2024 | Volume 25 | Issue 1

Author: Associate Professor Felix Behan, AM



My lightbulb moments in surgery

In the recent period of surgical development and the design and applications of the Keystone Flap, certain physiological elements have surfaced by way of observational findings. It respects the Louis Pasteur statement on observation: ‘chance favours the prepared mind on observational findings’ and it has remarkable clinical applications.

It was on the feast of the Epiphany that I attended a church service where the homily focussed on the importance of the spiritual revelation—enlightenment when the three wise men from the East brought their gifts to the newborn infant. The revelation was the Almighty showing himself to the world. In colloquial terms, some describe it as a lightbulb moment—no matter what ethnic background they belong to.
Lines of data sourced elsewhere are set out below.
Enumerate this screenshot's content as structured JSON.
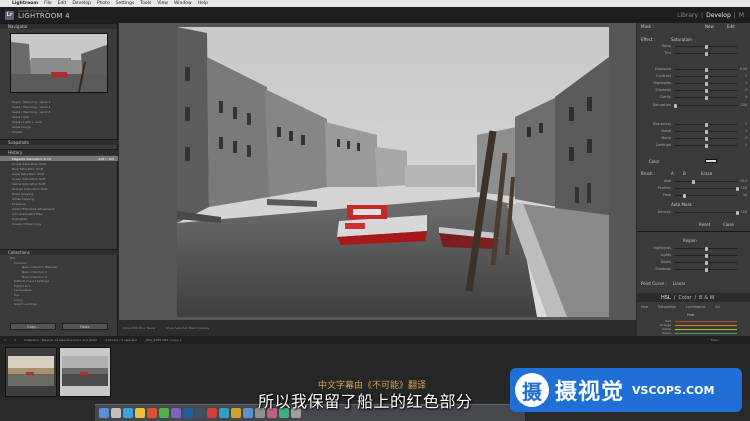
{
  "menubar": {
    "apple": "",
    "items": [
      "Lightroom",
      "File",
      "Edit",
      "Develop",
      "Photo",
      "Settings",
      "Tools",
      "View",
      "Window",
      "Help"
    ]
  },
  "header": {
    "logo": "Lr",
    "brand_small": "ADOBE PHOTOSHOP",
    "brand_big": "LIGHTROOM 4",
    "modules": [
      "Library",
      "Develop"
    ],
    "module_sep": "|",
    "module_more": "M",
    "active_module": "Develop"
  },
  "left_panel": {
    "navigator_title": "Navigator",
    "preset_items": [
      "Sepia / Warming - Level 1",
      "Sepia / Warming - Level 2",
      "Sepia / Warming - Level 3",
      "Sepia Light",
      "Sepia / Light + Look",
      "Sepia Image",
      "Create"
    ],
    "snapshots_title": "Snapshots",
    "history_title": "History",
    "history_items": [
      {
        "label": "Magenta Saturation: 0->0",
        "value": "-100 / -100",
        "selected": true
      },
      {
        "label": "Purple Saturation Shift",
        "value": "",
        "selected": false
      },
      {
        "label": "Blue Saturation Shift",
        "value": "",
        "selected": false
      },
      {
        "label": "Aqua Saturation Shift",
        "value": "",
        "selected": false
      },
      {
        "label": "Green Saturation Shift",
        "value": "",
        "selected": false
      },
      {
        "label": "Yellow Saturation Shift",
        "value": "",
        "selected": false
      },
      {
        "label": "Orange Saturation Shift",
        "value": "",
        "selected": false
      },
      {
        "label": "Black Clipping",
        "value": "",
        "selected": false
      },
      {
        "label": "White Clipping",
        "value": "",
        "selected": false
      },
      {
        "label": "Exposure",
        "value": "",
        "selected": false
      },
      {
        "label": "Added Exposure Adjustment",
        "value": "",
        "selected": false
      },
      {
        "label": "Add Graduated Filter",
        "value": "",
        "selected": false
      },
      {
        "label": "Highlights",
        "value": "",
        "selected": false
      },
      {
        "label": "Create Virtual Copy",
        "value": "",
        "selected": false
      }
    ],
    "collections_title": "Collections",
    "collection_items": [
      "Bot",
      "Premium",
      "New collection  Website",
      "New collection 2",
      "New collection 3",
      "Default Import Settings",
      "Export Pics",
      "Landscapes",
      "Ilce",
      "Lowry",
      "Grant Landings"
    ],
    "copy_label": "Copy...",
    "paste_label": "Paste"
  },
  "toolbar": {
    "before_after": "Show Edit Pins: Never",
    "show_overlay": "Show Selected Mask Overlay"
  },
  "right_panel": {
    "mask_label": "Mask :",
    "new_label": "New",
    "edit_label": "Edit",
    "effect_label": "Effect :",
    "effect_value": "Saturation",
    "sliders": [
      {
        "label": "Temp",
        "pos": 50,
        "value": ""
      },
      {
        "label": "Tint",
        "pos": 50,
        "value": ""
      },
      {
        "label": "Exposure",
        "pos": 50,
        "value": "0.00"
      },
      {
        "label": "Contrast",
        "pos": 50,
        "value": "0"
      },
      {
        "label": "Highlights",
        "pos": 50,
        "value": "0"
      },
      {
        "label": "Shadows",
        "pos": 50,
        "value": "0"
      },
      {
        "label": "Clarity",
        "pos": 50,
        "value": "0"
      },
      {
        "label": "Saturation",
        "pos": 0,
        "value": "-100"
      },
      {
        "label": "Sharpness",
        "pos": 50,
        "value": "0"
      },
      {
        "label": "Noise",
        "pos": 50,
        "value": "0"
      },
      {
        "label": "Moire",
        "pos": 50,
        "value": "0"
      },
      {
        "label": "Defringe",
        "pos": 50,
        "value": "0"
      }
    ],
    "color_label": "Color",
    "brush_label": "Brush :",
    "brush_a": "A",
    "brush_b": "B",
    "erase_label": "Erase",
    "brush_sliders": [
      {
        "label": "Size",
        "pos": 30,
        "value": "15.0"
      },
      {
        "label": "Feather",
        "pos": 100,
        "value": "100"
      },
      {
        "label": "Flow",
        "pos": 15,
        "value": "14"
      },
      {
        "label": "Density",
        "pos": 100,
        "value": "100"
      }
    ],
    "auto_mask": "Auto Mask",
    "reset_label": "Reset",
    "close_label": "Close",
    "region_label": "Region",
    "region_sliders": [
      {
        "label": "Highlights",
        "pos": 50
      },
      {
        "label": "Lights",
        "pos": 50
      },
      {
        "label": "Darks",
        "pos": 50
      },
      {
        "label": "Shadows",
        "pos": 50
      }
    ],
    "point_curve_label": "Point Curve :",
    "point_curve_value": "Linear",
    "hsl_tabs": [
      "HSL",
      "/",
      "Color",
      "/",
      "B & W"
    ],
    "hsl_sub": [
      "Hue",
      "Saturation",
      "Luminance",
      "All"
    ],
    "hue_label": "Hue",
    "hue_sliders": [
      "Red",
      "Orange",
      "Yellow",
      "Green"
    ]
  },
  "filmbar": {
    "page_a": "1",
    "page_b": "2",
    "path": "Collection : Episode 14 selective black and white",
    "count": "3 photos / 1 selected",
    "file": "_IMG_5986.CR2 / Copy 1",
    "filter": "Filter :"
  },
  "subtitles": {
    "cn_top": "中文字幕由《不可能》翻译",
    "cn_main": "所以我保留了船上的红色部分"
  },
  "watermark": {
    "symbol": "摄",
    "cn": "摄视觉",
    "en": "VSCOPS.COM"
  }
}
Revelation is a word used in the lay press when something is elucidated from an unknown source, as revealed in the Archimedes story and his ‘eureka’ expression after he had stepped into a bath and noticed that the water level rose equating to his body weight displacement.

Such was his eagerness to share his discovery he leapt out of his bathtub and ran through the streets of Syracuse (see images).

My ‘eureka’ moment was when dicing onions under a running tap—this prevented tears.

My lightbulb moments in clinical surgery in the development of the Keystone Flap are applied to the following cases:  

Case 1: closure of a compound tibial fracture using a Keystone Island Flap and the suture points on the flap were bleeding more than on the inserted margin and with closure under tension. So, I presumed I had done a sympathectomy by creating the fascial based island flap. 

More cases came my way and more observational findings surfaced including the resolution of peripheral oedema in the foot that had been present for 20 years from a chronic leg wound. The sequalae of the healing wound was pain free, in spite of closure under tension, aesthetic tissue match like for like is irreplaceable compared with free flap reconstructions.1The wound healed perfectly and was part of a publication of lower limb reconstruction with an orthopaedic bias.

The Keystone helps to overcome vascular complications and time restrictions of major operative procedures. It is strange it should happen in the postoperative phase that any postoperative distal oedema responded to elevation and compression stockings. Could it have been lymphatic channels recommunicated with the natural alignment of lymphatic drainage lines. Somatic sensation returned when the wound was healed. 

Case 2: My second lightbulb moment relates to a chronic wound of the anterior tibial line, which  was there for 14 years following a compound fracture. The patient had been subjected 21 procedures over this period to close this chronic wound—solved with a Keystone avoiding amputation. 

The ulcer was covered with a Keystone along the L5 dermatome with its neurological, lymphatic, autonomic and somatic support intact. This too was published.1

In the postoperative consultation he said that his leg was the best it had felt for 14 years and grateful to return to work standing up all day at an industrial bench.

I concluded that with retained neurovascular support and the sensate and autonomic supply intact with somatic supply the associated lymphatic channels must have re-anastomosed. The academic verification of this is contained in the patient’s response.

I suspect it was the dermatome Keystone design retaining its somatic and endolymphatic supply, merely maintaining embryological factors—another speculative but another lightbulb moment—the patient’s story is always accurate. 

Case 3: The final case is the closure of large Parotid defects of the face—the size of one’s palm. These can be closed using the loose neck tissue in the C2, C3 dermatomes, based on random perforators at the base of the sternomastoid perforators near the muscular attachment and the loose neck tissue is rotated to close these palmar sized defects pain free. The tension closure of the neck wound of the secondary defect requires the help of locking mattress sutures, which stay for three weeks. The Keystone characteristics are evident throughout these procedures and we have coined the acronym P.A.C.E.S—Pain free, Aesthetically matching, vascular Complications are rare, Economically responsible in terms of time and nursing staff monitoring, with Sensory recovery and resolution of oedema—which best describes the usual postoperative features. We followed the late Sir Harold Gillies’ edict of using ‘like for like’ in the repair of tissue. 

Louis Pasteur, the father of immunity said, ‘Science knows no country, because knowledge belongs to humanity, and is the torch which illuminates the world.’ He also said, ‘chance observations favours the prepared mind’.

Louis Pasteur was a revolutionary who introduced the concept that infectious diseases could be prevented by vaccination (the French word for a cow is ‘vache’ and the Jenner milkmaid observation of their immunity to smallpox). Pasteur was the originator of future pasteurisation, which has stood the test of time.

The ‘lights’ are still on for every scientific mind and as Osler said, ‘observation is the basis of scientific advancement’.


1.     Behan. FC. Keystone Perforator Island Flap in Lower Limb Reconstruction.  AJOPS 2021;4(2):105–107 DOI: https://doi.org./10.34239/ajops.v4n2.341  Audio visual presentation.